here in the UK nettles are one of the most common weeds. here nettles are found for years (decades?) on sites that were previously muck heaps or household middens. they will quickly dominate a fresh muck heap so yes absolutely they can be used to deal with excess nitrogen due to livestock etc. perhaps around a compost toilet too, if any fear of runoff?

from a UK perspective it seems crazy to carry manure to a nettle patch. if you have livestock, grow nettles where their muck already is. or if you import muck, grow nettles on (the edges of?) where you store it. the nettles will continue to make use of the nitrogen that remains in the soil after you move the muck elsewhere for other purposes.

i find they create the loose drier earth you find around their roots. i use manure mulch in my no-dig/no-till veg garden and where i've put less well-rotted manure on top of nettle patches and not weeded the nettles out very thoroughly, the manure has broken down quickly to loose drier compost compared to nearby areas with no nettle roots where the manure stays wetter and takes longer to break down.

my neighbour has a cow barn on some wet land and i'm going to transplant nettle roots to the edges of the ditch that carries mucky water away from the barn area. i will regularly cut the nettles for my compost heap and now perhaps to dry/powder as a soil amendment thanks to reading that really detailed post.
4 years ago
can you get grass clippings or anything like that? or nettles or any other green weeds? if not, i would pee on it! (or collect my pee at home and discreetly pour it on the heap)
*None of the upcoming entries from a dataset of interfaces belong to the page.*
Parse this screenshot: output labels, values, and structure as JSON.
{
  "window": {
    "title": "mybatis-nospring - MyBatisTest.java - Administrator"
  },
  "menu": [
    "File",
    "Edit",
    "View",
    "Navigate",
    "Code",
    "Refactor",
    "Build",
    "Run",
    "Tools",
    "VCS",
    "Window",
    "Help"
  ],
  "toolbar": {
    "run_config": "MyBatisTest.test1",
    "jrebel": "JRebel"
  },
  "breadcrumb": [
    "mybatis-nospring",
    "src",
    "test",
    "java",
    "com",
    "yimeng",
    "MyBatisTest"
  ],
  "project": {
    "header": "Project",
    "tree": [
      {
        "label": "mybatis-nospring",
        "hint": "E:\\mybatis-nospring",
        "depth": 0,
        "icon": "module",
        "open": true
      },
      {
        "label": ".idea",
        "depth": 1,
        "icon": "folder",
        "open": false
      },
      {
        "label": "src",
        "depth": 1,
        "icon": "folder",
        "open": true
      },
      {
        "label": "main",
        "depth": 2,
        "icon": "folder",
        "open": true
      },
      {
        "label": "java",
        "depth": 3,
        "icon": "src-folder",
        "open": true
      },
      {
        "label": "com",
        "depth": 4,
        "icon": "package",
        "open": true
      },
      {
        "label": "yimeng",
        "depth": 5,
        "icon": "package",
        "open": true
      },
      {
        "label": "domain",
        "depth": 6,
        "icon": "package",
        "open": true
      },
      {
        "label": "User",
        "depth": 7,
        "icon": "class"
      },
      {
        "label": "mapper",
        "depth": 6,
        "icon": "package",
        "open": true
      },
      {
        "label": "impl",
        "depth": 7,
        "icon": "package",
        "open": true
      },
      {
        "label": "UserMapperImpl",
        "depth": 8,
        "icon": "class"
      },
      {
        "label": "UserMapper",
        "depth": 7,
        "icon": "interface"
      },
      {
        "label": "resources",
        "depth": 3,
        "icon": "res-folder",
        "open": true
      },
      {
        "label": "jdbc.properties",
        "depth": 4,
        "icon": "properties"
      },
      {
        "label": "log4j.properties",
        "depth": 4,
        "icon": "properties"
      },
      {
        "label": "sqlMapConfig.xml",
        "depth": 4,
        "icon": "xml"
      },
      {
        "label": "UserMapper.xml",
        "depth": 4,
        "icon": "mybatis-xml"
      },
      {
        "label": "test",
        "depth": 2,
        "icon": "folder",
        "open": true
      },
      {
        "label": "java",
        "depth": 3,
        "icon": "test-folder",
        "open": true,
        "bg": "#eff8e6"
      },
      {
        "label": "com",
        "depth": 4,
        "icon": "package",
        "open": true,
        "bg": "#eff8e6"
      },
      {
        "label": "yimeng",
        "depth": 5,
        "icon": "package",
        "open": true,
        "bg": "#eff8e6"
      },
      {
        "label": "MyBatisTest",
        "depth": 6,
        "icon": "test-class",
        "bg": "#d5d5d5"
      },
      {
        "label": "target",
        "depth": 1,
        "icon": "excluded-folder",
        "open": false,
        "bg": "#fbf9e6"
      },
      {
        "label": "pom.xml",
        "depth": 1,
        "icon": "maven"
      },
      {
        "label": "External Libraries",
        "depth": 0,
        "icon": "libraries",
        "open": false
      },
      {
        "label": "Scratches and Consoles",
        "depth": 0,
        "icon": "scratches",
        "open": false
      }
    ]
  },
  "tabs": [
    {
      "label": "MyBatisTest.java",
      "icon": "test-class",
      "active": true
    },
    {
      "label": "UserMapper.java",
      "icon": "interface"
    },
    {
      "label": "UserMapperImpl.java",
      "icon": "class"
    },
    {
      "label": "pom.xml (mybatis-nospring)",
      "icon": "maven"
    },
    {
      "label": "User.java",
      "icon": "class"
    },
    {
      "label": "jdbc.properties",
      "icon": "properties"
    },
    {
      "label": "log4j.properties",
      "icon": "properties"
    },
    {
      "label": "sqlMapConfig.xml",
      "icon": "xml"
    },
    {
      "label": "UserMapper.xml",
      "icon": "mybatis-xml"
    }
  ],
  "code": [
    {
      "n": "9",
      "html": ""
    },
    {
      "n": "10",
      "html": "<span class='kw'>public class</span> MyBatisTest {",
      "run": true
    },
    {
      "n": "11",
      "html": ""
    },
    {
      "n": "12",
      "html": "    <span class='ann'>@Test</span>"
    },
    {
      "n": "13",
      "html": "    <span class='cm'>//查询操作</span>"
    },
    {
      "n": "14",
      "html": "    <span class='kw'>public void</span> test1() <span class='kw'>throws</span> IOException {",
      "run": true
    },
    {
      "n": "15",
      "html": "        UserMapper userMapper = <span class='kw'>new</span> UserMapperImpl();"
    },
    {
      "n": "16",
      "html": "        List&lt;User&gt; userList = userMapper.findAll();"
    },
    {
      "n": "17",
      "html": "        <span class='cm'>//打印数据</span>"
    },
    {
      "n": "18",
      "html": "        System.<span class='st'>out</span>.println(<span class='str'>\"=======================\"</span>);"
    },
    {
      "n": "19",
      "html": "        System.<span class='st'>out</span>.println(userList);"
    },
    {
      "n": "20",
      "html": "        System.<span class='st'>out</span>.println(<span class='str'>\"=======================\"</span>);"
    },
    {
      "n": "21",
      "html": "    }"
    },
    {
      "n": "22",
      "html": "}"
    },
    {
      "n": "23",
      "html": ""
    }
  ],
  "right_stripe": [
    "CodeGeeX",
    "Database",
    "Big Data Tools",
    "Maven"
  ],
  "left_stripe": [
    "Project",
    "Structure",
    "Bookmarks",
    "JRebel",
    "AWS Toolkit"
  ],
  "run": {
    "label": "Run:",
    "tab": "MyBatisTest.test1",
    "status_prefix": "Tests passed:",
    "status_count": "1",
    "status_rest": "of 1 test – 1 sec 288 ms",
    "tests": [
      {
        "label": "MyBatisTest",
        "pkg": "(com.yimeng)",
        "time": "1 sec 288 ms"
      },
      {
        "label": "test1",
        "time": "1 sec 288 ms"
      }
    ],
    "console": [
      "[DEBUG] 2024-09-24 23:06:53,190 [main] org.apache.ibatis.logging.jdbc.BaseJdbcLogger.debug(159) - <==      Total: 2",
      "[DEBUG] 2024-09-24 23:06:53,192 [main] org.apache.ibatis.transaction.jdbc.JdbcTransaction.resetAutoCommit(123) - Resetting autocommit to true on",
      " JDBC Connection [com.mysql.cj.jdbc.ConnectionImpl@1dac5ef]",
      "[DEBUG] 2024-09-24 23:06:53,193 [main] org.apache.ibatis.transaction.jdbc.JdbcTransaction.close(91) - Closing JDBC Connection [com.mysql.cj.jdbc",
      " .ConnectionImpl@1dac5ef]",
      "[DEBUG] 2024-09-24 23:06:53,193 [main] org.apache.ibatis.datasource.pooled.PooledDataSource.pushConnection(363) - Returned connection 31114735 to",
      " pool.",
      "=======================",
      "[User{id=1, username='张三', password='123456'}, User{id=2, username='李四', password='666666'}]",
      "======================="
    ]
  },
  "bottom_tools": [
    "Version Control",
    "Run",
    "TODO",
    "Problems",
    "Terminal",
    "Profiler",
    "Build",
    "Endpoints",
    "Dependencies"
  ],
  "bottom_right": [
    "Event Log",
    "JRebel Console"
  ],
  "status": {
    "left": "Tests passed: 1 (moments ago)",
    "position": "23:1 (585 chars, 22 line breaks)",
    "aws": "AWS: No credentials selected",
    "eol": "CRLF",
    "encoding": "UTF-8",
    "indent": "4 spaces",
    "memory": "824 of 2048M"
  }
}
i don't think the commercial fertilizer would bind to the organic stuff, i think it would just wash out and be wasted. and why buy nitrogen in a bottle when your own body makes it?
5 years ago
my understanding is that inorganic fertilisers wash out of soil and compost easily, so there'd be little point in doing this. whereas nutrients in decomposing plant matter and soils are much less liable to washing out. i have read scientific explanations for this but cannot repeat it accurately.

if it's loss of Nitrogen that you're worried about - well that's not a problem as so long as you have green sappy plant matter to put on your heap you will be adding plenty of N. if you really can't get any and you only have dry woody matter in your compost heap you could pee on it instead to add lots of N. one thing that can take N out of compost piles is turning it - some N gas will escape. so you could not turn it if you are worried about that.

there will be some weeds in your area that are rich in Potassium, probably, look them up and throw them on.

i think it's a shame to use inorganic fertilisers which have been extracted from other parts of the world when we have most nutrients we need all around us.
5 years ago
hi, love the design, it's helping me clarify as i want to do something similar

i will use branches in the rafters of a lean-to cow shed, also at about 7ft height. does anyone have tips on how to incorporate hens into this cow shed? floorspace is 32x16ft. roof will slope from 13ft > 7ft. will contain 4 cows with calves at feet. i will start with 10 chickens.

the main issue is that the shed would not be predator-proof. the two predators we have are foxes and stoats. if you know about foxes and stoats please tell me if my ideas are crazy.

i am planning to let the chickens let themselves in and out as they please. i would not be clipping their wings so they can get up and away from foxes. but stoats are more of a threat, as far as i understand. stoats can climb high, and they can stretch themselves and balance well so i can imagine them being able to get up any pegs that are put in to help the chickens get up to their roost. but it must be possible to design something that chickens can jump/flap up which stoats can't? any ideas? the uprights of the shed will be wooden telegraph poles and the sides plywood sheeting (i'm not designing or building it but i get to put my chickens in it). i fear stoats might find this easy to climb. i'd like to try and somehow cover the wood with plastic sheeting or something that stoats can't get a grip on!

i would not be able to have nest boxes on the floor, was planning to have them as high as possible - how high would the chickens accept? i know they have to be lower than the roosts.

also are there any issues i should be aware of in terms of mixing cattle and chickens?
5 years ago